(WHAT YOU HAVE TO DO) Go through the material below and return each line with the string "Wskaźnik" in it.
◆ ◆ ◆
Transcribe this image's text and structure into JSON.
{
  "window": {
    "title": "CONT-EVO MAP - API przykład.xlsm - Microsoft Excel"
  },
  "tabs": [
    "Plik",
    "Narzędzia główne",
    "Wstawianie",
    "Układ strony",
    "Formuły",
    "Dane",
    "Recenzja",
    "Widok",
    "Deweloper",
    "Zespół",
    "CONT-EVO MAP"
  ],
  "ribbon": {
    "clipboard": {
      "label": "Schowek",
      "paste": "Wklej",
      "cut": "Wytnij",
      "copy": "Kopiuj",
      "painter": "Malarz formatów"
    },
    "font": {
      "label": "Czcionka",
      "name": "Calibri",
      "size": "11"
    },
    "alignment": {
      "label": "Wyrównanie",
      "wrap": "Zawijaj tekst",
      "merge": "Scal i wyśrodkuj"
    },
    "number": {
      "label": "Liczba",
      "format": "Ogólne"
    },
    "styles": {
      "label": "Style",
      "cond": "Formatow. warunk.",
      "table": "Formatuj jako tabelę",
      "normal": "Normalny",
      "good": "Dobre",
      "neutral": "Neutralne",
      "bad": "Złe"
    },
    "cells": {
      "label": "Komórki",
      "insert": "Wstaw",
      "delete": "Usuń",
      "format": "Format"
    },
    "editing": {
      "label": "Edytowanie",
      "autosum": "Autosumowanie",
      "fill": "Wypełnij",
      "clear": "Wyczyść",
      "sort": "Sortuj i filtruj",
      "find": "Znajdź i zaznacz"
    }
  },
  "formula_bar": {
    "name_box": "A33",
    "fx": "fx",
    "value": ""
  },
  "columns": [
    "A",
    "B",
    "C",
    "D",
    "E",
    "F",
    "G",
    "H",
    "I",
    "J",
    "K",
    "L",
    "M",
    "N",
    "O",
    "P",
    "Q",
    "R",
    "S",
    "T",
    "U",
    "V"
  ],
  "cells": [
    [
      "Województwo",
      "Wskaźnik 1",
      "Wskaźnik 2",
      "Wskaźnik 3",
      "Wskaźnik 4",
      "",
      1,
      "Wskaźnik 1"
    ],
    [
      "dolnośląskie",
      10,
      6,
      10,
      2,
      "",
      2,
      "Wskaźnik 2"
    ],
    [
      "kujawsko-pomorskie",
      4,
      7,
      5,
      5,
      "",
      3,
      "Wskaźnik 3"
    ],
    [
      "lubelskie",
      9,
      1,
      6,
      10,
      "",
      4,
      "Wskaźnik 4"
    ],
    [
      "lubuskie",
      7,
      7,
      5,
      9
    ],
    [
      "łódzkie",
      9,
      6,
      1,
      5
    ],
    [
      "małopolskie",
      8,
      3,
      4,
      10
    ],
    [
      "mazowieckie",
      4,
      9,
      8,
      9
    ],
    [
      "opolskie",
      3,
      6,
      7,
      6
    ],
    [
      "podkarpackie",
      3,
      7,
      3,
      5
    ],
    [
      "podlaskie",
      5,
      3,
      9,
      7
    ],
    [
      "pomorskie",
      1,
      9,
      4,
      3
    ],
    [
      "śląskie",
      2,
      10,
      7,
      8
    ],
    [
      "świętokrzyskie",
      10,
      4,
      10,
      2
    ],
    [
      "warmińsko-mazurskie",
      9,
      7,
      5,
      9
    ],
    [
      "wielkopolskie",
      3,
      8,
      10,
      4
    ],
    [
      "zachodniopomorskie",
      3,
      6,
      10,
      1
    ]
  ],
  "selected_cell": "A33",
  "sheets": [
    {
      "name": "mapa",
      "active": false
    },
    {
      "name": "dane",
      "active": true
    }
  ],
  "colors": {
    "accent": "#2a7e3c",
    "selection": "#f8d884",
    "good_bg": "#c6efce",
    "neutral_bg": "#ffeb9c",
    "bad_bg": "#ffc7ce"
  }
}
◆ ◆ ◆
(EXERCISE ANSWER)
      "Wskaźnik 1",
      "Wskaźnik 2",
      "Wskaźnik 3",
      "Wskaźnik 4",
      "Wskaźnik 1"
      "Wskaźnik 2"
      "Wskaźnik 3"
      "Wskaźnik 4"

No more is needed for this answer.